Love each other, PM Morrison preaches

Prime Minister Scott Morrison has urged Australians to love each other in a speech aimed at uniting his fractured party.

Prime Minister Scott Morrison speaks to the Menzies Research Centre

"You love all Australians if you love Australia," Prime Minister Scott Morrison told a forum. (AAP)

Scott Morrison wants Australians to love each other and his party members to love each other too.

In a speech in Albury on Thursday, the prime minister harked back to the values the Liberal party was established on in the NSW border town in 1943.

"Robert Menzies brought them here to unite them about what they believed in," Mr Morrison told the Menzies Research Centre forum on Thursday.

"Because you can't just be about what you're opposed to, you've got to be about what you're for.

Mr Morrison told his MPs, who are still reeling from a damaging leadership spill, that Menzies spoke about freedom of faith, religion, speech and association.

"That's great place to start a party, I reckon. And it's a great place to continue to run a party from," he said.

In a speech that sounded at times like a sermon, Mr Morrison said bringing the country together started with individual choices.

"We all love Australia. Of course we do. But do we love all Australians? That's a different question, isn't it?" he said.

"We've got to. That's what brings a country together. You love all Australians if you love Australia."

Mr Morrison said anyone worried about what he would do to Medicare or Centrelink should know he is committed to looking after people.

"Remember, my value is: we look after our mates," he said.

"That's why we have a safety net in this country, to protect people. But it works as a trampoline, not as a snare."

After dumping a policy to raise the retirement age from 67 to 70, Mr Morrison said he would listen to older and younger Australians.

"Whether it's environment issues in particular, my ears are very alert. The War On Waste - yes, I have seen it, (on the) ABC.

"I get it. That's what's focusing and concerning (young Australians), so that means it matters to me too."

Mr Morrison said he was praying for rain in drought-affected areas, and he urged those who "believe in the power of prayer" to pray too.

He promised "a fair go for those who have a go".

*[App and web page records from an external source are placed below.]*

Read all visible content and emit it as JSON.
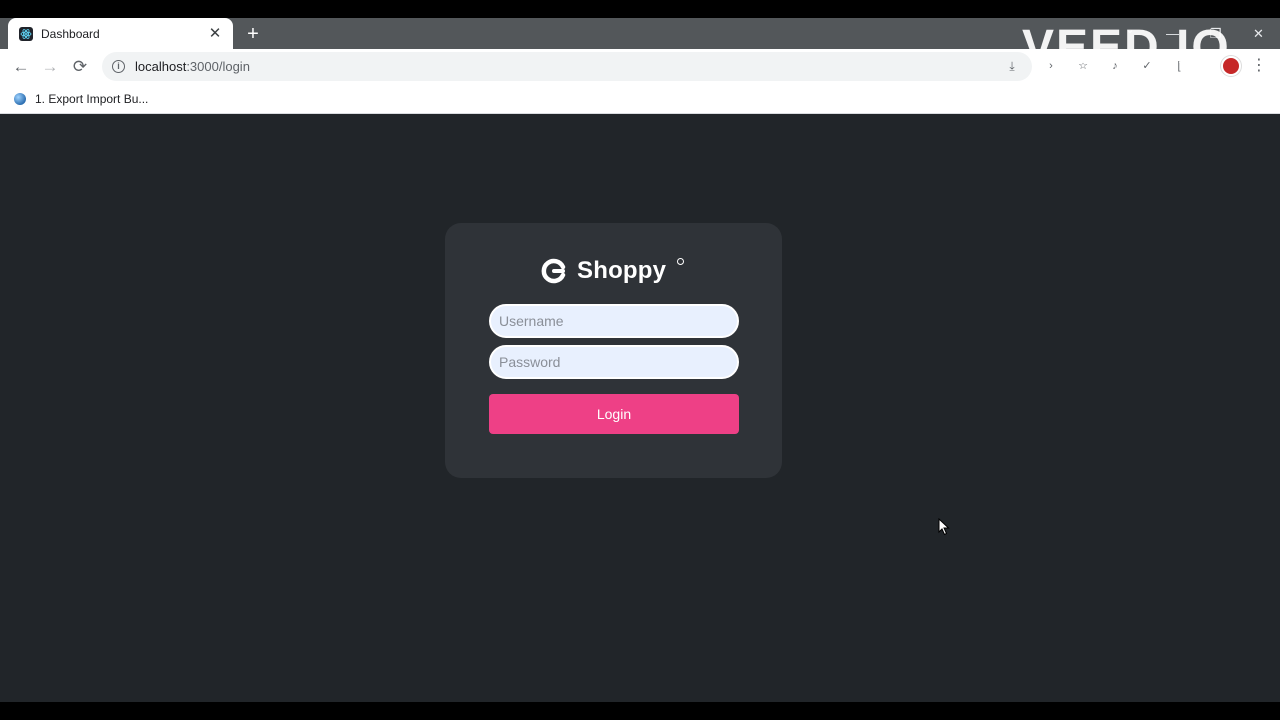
{
  "browser": {
    "tab": {
      "title": "Dashboard",
      "favicon": "react-icon"
    },
    "window_controls": [
      "minimize-icon",
      "restore-icon",
      "close-icon"
    ],
    "toolbar": {
      "back": "←",
      "forward": "→",
      "reload": "⟳",
      "url_host": "localhost",
      "url_path": ":3000/login",
      "extensions": [
        "extension-icon",
        "star-icon",
        "extension-icon",
        "extension-icon",
        "extension-icon"
      ],
      "menu": "⋮"
    },
    "bookmarks": [
      {
        "label": "1. Export Import Bu..."
      }
    ]
  },
  "watermark": {
    "text": "VEED.IO"
  },
  "login": {
    "brand_name": "Shoppy",
    "username_placeholder": "Username",
    "password_placeholder": "Password",
    "submit_label": "Login"
  },
  "colors": {
    "page_background": "#212529",
    "card_background": "#2f3338",
    "accent": "#ee4086",
    "input_background": "#e8f0fe"
  }
}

"I think that's what fairness means in this country. It's not about everybody getting the same thing," he said.

"If you put in, you get to take out."

3 min read
Published 6 September 2018 at 4:16pm
Source: AAP